[Excerpts from an interface dataset]
------------------------------
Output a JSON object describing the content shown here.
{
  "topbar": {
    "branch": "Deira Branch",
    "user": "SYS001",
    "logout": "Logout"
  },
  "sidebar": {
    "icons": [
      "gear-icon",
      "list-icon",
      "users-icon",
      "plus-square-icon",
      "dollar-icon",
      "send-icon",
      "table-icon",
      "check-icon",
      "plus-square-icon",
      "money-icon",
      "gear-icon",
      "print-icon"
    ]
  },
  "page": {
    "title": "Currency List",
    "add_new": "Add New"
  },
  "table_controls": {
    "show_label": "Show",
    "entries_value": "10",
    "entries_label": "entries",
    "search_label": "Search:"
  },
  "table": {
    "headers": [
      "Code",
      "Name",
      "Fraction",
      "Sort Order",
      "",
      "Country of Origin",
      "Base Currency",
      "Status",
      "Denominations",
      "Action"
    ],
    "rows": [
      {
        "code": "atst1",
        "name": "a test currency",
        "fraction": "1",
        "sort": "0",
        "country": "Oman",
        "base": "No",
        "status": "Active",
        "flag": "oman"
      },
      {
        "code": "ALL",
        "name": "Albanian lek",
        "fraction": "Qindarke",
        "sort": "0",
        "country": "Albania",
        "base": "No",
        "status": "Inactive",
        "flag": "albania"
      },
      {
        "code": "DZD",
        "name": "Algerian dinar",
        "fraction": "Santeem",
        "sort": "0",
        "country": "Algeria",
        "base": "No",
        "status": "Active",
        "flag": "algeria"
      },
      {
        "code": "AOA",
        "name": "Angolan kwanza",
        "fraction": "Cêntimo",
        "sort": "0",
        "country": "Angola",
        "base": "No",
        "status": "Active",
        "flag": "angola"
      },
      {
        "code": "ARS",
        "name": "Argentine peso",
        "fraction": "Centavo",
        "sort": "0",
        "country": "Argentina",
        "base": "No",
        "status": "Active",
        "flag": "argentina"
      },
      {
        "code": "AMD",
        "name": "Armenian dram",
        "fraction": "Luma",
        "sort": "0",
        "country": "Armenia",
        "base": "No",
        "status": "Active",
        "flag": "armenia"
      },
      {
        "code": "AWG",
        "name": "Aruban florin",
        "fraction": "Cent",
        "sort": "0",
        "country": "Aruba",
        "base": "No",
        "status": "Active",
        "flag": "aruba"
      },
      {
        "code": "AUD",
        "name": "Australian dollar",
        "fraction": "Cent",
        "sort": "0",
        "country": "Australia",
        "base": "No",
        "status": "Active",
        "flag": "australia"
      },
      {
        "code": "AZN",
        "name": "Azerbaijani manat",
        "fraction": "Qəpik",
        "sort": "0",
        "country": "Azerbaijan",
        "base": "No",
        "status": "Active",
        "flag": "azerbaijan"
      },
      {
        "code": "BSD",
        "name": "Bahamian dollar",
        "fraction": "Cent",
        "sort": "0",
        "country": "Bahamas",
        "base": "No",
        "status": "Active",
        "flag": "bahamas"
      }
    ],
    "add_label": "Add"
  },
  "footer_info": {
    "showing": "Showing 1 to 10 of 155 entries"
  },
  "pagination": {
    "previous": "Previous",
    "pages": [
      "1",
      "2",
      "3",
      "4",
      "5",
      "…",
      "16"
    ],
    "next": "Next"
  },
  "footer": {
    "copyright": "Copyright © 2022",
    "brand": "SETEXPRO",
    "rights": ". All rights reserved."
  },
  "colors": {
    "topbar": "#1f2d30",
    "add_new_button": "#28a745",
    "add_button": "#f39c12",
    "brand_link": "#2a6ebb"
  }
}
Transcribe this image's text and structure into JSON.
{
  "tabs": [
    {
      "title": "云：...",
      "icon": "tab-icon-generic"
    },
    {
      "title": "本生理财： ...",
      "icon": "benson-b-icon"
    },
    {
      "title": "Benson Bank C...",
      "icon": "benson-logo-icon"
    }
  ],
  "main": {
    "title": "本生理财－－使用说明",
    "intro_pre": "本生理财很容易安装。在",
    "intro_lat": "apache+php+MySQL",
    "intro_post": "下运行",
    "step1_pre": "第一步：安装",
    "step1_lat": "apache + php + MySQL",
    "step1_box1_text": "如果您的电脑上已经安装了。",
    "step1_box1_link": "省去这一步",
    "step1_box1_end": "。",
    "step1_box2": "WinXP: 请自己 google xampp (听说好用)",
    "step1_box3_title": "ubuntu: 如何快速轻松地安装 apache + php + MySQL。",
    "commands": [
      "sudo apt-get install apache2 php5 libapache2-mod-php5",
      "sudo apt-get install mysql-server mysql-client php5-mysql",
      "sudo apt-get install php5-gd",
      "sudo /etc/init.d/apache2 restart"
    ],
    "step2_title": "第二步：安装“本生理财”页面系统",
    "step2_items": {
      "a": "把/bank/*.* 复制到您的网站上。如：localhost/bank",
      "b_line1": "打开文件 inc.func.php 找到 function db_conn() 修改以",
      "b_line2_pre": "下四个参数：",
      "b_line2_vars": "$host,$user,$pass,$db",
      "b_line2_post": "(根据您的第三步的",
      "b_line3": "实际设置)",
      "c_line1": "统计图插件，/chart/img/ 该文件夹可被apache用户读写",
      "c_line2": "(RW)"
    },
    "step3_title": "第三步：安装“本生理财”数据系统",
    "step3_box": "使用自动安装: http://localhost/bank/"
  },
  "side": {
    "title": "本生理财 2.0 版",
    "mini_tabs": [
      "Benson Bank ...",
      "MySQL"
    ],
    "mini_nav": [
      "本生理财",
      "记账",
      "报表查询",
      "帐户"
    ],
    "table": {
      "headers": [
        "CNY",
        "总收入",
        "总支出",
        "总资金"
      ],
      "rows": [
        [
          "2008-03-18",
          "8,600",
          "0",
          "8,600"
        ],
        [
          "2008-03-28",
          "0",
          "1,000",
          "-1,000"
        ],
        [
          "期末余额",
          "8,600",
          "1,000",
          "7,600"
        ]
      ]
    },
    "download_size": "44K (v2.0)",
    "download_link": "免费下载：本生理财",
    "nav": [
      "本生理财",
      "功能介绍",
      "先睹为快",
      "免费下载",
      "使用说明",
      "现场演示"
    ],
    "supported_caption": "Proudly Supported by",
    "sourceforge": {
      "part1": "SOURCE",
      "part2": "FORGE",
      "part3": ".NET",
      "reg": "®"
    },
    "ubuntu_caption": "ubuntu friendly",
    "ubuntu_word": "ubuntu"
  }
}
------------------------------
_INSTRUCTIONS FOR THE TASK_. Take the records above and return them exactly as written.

_OUTPUT FOR THIS TASK_.
Output a JSON object describing the content shown here.
{
  "topbar": {
    "branch": "Deira Branch",
    "user": "SYS001",
    "logout": "Logout"
  },
  "sidebar": {
    "icons": [
      "gear-icon",
      "list-icon",
      "users-icon",
      "plus-square-icon",
      "dollar-icon",
      "send-icon",
      "table-icon",
      "check-icon",
      "plus-square-icon",
      "money-icon",
      "gear-icon",
      "print-icon"
    ]
  },
  "page": {
    "title": "Currency List",
    "add_new": "Add New"
  },
  "table_controls": {
    "show_label": "Show",
    "entries_value": "10",
    "entries_label": "entries",
    "search_label": "Search:"
  },
  "table": {
    "headers": [
      "Code",
      "Name",
      "Fraction",
      "Sort Order",
      "",
      "Country of Origin",
      "Base Currency",
      "Status",
      "Denominations",
      "Action"
    ],
    "rows": [
      {
        "code": "atst1",
        "name": "a test currency",
        "fraction": "1",
        "sort": "0",
        "country": "Oman",
        "base": "No",
        "status": "Active",
        "flag": "oman"
      },
      {
        "code": "ALL",
        "name": "Albanian lek",
        "fraction": "Qindarke",
        "sort": "0",
        "country": "Albania",
        "base": "No",
        "status": "Inactive",
        "flag": "albania"
      },
      {
        "code": "DZD",
        "name": "Algerian dinar",
        "fraction": "Santeem",
        "sort": "0",
        "country": "Algeria",
        "base": "No",
        "status": "Active",
        "flag": "algeria"
      },
      {
        "code": "AOA",
        "name": "Angolan kwanza",
        "fraction": "Cêntimo",
        "sort": "0",
        "country": "Angola",
        "base": "No",
        "status": "Active",
        "flag": "angola"
      },
      {
        "code": "ARS",
        "name": "Argentine peso",
        "fraction": "Centavo",
        "sort": "0",
        "country": "Argentina",
        "base": "No",
        "status": "Active",
        "flag": "argentina"
      },
      {
        "code": "AMD",
        "name": "Armenian dram",
        "fraction": "Luma",
        "sort": "0",
        "country": "Armenia",
        "base": "No",
        "status": "Active",
        "flag": "armenia"
      },
      {
        "code": "AWG",
        "name": "Aruban florin",
        "fraction": "Cent",
        "sort": "0",
        "country": "Aruba",
        "base": "No",
        "status": "Active",
        "flag": "aruba"
      },
      {
        "code": "AUD",
        "name": "Australian dollar",
        "fraction": "Cent",
        "sort": "0",
        "country": "Australia",
        "base": "No",
        "status": "Active",
        "flag": "australia"
      },
      {
        "code": "AZN",
        "name": "Azerbaijani manat",
        "fraction": "Qəpik",
        "sort": "0",
        "country": "Azerbaijan",
        "base": "No",
        "status": "Active",
        "flag": "azerbaijan"
      },
      {
        "code": "BSD",
        "name": "Bahamian dollar",
        "fraction": "Cent",
        "sort": "0",
        "country": "Bahamas",
        "base": "No",
        "status": "Active",
        "flag": "bahamas"
      }
    ],
    "add_label": "Add"
  },
  "footer_info": {
    "showing": "Showing 1 to 10 of 155 entries"
  },
  "pagination": {
    "previous": "Previous",
    "pages": [
      "1",
      "2",
      "3",
      "4",
      "5",
      "…",
      "16"
    ],
    "next": "Next"
  },
  "footer": {
    "copyright": "Copyright © 2022",
    "brand": "SETEXPRO",
    "rights": ". All rights reserved."
  },
  "colors": {
    "topbar": "#1f2d30",
    "add_new_button": "#28a745",
    "add_button": "#f39c12",
    "brand_link": "#2a6ebb"
  }
}
Transcribe this image's text and structure into JSON.
{
  "tabs": [
    {
      "title": "云：...",
      "icon": "tab-icon-generic"
    },
    {
      "title": "本生理财： ...",
      "icon": "benson-b-icon"
    },
    {
      "title": "Benson Bank C...",
      "icon": "benson-logo-icon"
    }
  ],
  "main": {
    "title": "本生理财－－使用说明",
    "intro_pre": "本生理财很容易安装。在",
    "intro_lat": "apache+php+MySQL",
    "intro_post": "下运行",
    "step1_pre": "第一步：安装",
    "step1_lat": "apache + php + MySQL",
    "step1_box1_text": "如果您的电脑上已经安装了。",
    "step1_box1_link": "省去这一步",
    "step1_box1_end": "。",
    "step1_box2": "WinXP: 请自己 google xampp (听说好用)",
    "step1_box3_title": "ubuntu: 如何快速轻松地安装 apache + php + MySQL。",
    "commands": [
      "sudo apt-get install apache2 php5 libapache2-mod-php5",
      "sudo apt-get install mysql-server mysql-client php5-mysql",
      "sudo apt-get install php5-gd",
      "sudo /etc/init.d/apache2 restart"
    ],
    "step2_title": "第二步：安装“本生理财”页面系统",
    "step2_items": {
      "a": "把/bank/*.* 复制到您的网站上。如：localhost/bank",
      "b_line1": "打开文件 inc.func.php 找到 function db_conn() 修改以",
      "b_line2_pre": "下四个参数：",
      "b_line2_vars": "$host,$user,$pass,$db",
      "b_line2_post": "(根据您的第三步的",
      "b_line3": "实际设置)",
      "c_line1": "统计图插件，/chart/img/ 该文件夹可被apache用户读写",
      "c_line2": "(RW)"
    },
    "step3_title": "第三步：安装“本生理财”数据系统",
    "step3_box": "使用自动安装: http://localhost/bank/"
  },
  "side": {
    "title": "本生理财 2.0 版",
    "mini_tabs": [
      "Benson Bank ...",
      "MySQL"
    ],
    "mini_nav": [
      "本生理财",
      "记账",
      "报表查询",
      "帐户"
    ],
    "table": {
      "headers": [
        "CNY",
        "总收入",
        "总支出",
        "总资金"
      ],
      "rows": [
        [
          "2008-03-18",
          "8,600",
          "0",
          "8,600"
        ],
        [
          "2008-03-28",
          "0",
          "1,000",
          "-1,000"
        ],
        [
          "期末余额",
          "8,600",
          "1,000",
          "7,600"
        ]
      ]
    },
    "download_size": "44K (v2.0)",
    "download_link": "免费下载：本生理财",
    "nav": [
      "本生理财",
      "功能介绍",
      "先睹为快",
      "免费下载",
      "使用说明",
      "现场演示"
    ],
    "supported_caption": "Proudly Supported by",
    "sourceforge": {
      "part1": "SOURCE",
      "part2": "FORGE",
      "part3": ".NET",
      "reg": "®"
    },
    "ubuntu_caption": "ubuntu friendly",
    "ubuntu_word": "ubuntu"
  }
}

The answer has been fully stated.